## Your instructions
Print all the records exactly, please.

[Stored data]
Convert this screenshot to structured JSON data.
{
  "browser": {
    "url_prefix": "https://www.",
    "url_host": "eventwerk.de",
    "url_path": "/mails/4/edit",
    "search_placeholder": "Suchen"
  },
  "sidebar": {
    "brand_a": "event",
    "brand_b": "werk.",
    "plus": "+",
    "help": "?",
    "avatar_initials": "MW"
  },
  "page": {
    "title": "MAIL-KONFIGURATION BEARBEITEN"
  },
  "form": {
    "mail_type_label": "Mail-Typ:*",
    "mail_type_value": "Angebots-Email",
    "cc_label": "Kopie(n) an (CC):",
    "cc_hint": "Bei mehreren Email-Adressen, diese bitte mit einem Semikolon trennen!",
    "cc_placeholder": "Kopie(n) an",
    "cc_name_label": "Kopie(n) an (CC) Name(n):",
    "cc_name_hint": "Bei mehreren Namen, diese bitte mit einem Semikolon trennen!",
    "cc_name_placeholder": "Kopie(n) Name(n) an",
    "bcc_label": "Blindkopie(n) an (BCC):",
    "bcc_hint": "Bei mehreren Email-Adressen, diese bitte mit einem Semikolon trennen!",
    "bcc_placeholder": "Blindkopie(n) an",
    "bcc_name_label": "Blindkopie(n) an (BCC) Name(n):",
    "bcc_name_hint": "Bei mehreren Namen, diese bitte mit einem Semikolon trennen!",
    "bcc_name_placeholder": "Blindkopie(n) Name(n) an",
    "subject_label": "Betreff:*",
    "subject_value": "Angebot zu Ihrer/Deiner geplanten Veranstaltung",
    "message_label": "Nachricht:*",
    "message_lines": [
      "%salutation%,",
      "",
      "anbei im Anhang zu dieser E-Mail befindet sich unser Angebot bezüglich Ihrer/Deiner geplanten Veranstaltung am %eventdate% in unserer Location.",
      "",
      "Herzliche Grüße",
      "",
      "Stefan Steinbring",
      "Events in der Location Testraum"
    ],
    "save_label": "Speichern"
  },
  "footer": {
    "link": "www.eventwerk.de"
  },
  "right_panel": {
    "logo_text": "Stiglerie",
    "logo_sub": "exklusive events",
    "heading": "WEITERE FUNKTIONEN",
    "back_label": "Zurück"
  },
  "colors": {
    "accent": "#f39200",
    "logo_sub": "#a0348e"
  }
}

## Solution to the exercise
Convert this screenshot to structured JSON data.
{
  "browser": {
    "url_prefix": "https://www.",
    "url_host": "eventwerk.de",
    "url_path": "/mails/4/edit",
    "search_placeholder": "Suchen"
  },
  "sidebar": {
    "brand_a": "event",
    "brand_b": "werk.",
    "plus": "+",
    "help": "?",
    "avatar_initials": "MW"
  },
  "page": {
    "title": "MAIL-KONFIGURATION BEARBEITEN"
  },
  "form": {
    "mail_type_label": "Mail-Typ:*",
    "mail_type_value": "Angebots-Email",
    "cc_label": "Kopie(n) an (CC):",
    "cc_hint": "Bei mehreren Email-Adressen, diese bitte mit einem Semikolon trennen!",
    "cc_placeholder": "Kopie(n) an",
    "cc_name_label": "Kopie(n) an (CC) Name(n):",
    "cc_name_hint": "Bei mehreren Namen, diese bitte mit einem Semikolon trennen!",
    "cc_name_placeholder": "Kopie(n) Name(n) an",
    "bcc_label": "Blindkopie(n) an (BCC):",
    "bcc_hint": "Bei mehreren Email-Adressen, diese bitte mit einem Semikolon trennen!",
    "bcc_placeholder": "Blindkopie(n) an",
    "bcc_name_label": "Blindkopie(n) an (BCC) Name(n):",
    "bcc_name_hint": "Bei mehreren Namen, diese bitte mit einem Semikolon trennen!",
    "bcc_name_placeholder": "Blindkopie(n) Name(n) an",
    "subject_label": "Betreff:*",
    "subject_value": "Angebot zu Ihrer/Deiner geplanten Veranstaltung",
    "message_label": "Nachricht:*",
    "message_lines": [
      "%salutation%,",
      "",
      "anbei im Anhang zu dieser E-Mail befindet sich unser Angebot bezüglich Ihrer/Deiner geplanten Veranstaltung am %eventdate% in unserer Location.",
      "",
      "Herzliche Grüße",
      "",
      "Stefan Steinbring",
      "Events in der Location Testraum"
    ],
    "save_label": "Speichern"
  },
  "footer": {
    "link": "www.eventwerk.de"
  },
  "right_panel": {
    "logo_text": "Stiglerie",
    "logo_sub": "exklusive events",
    "heading": "WEITERE FUNKTIONEN",
    "back_label": "Zurück"
  },
  "colors": {
    "accent": "#f39200",
    "logo_sub": "#a0348e"
  }
}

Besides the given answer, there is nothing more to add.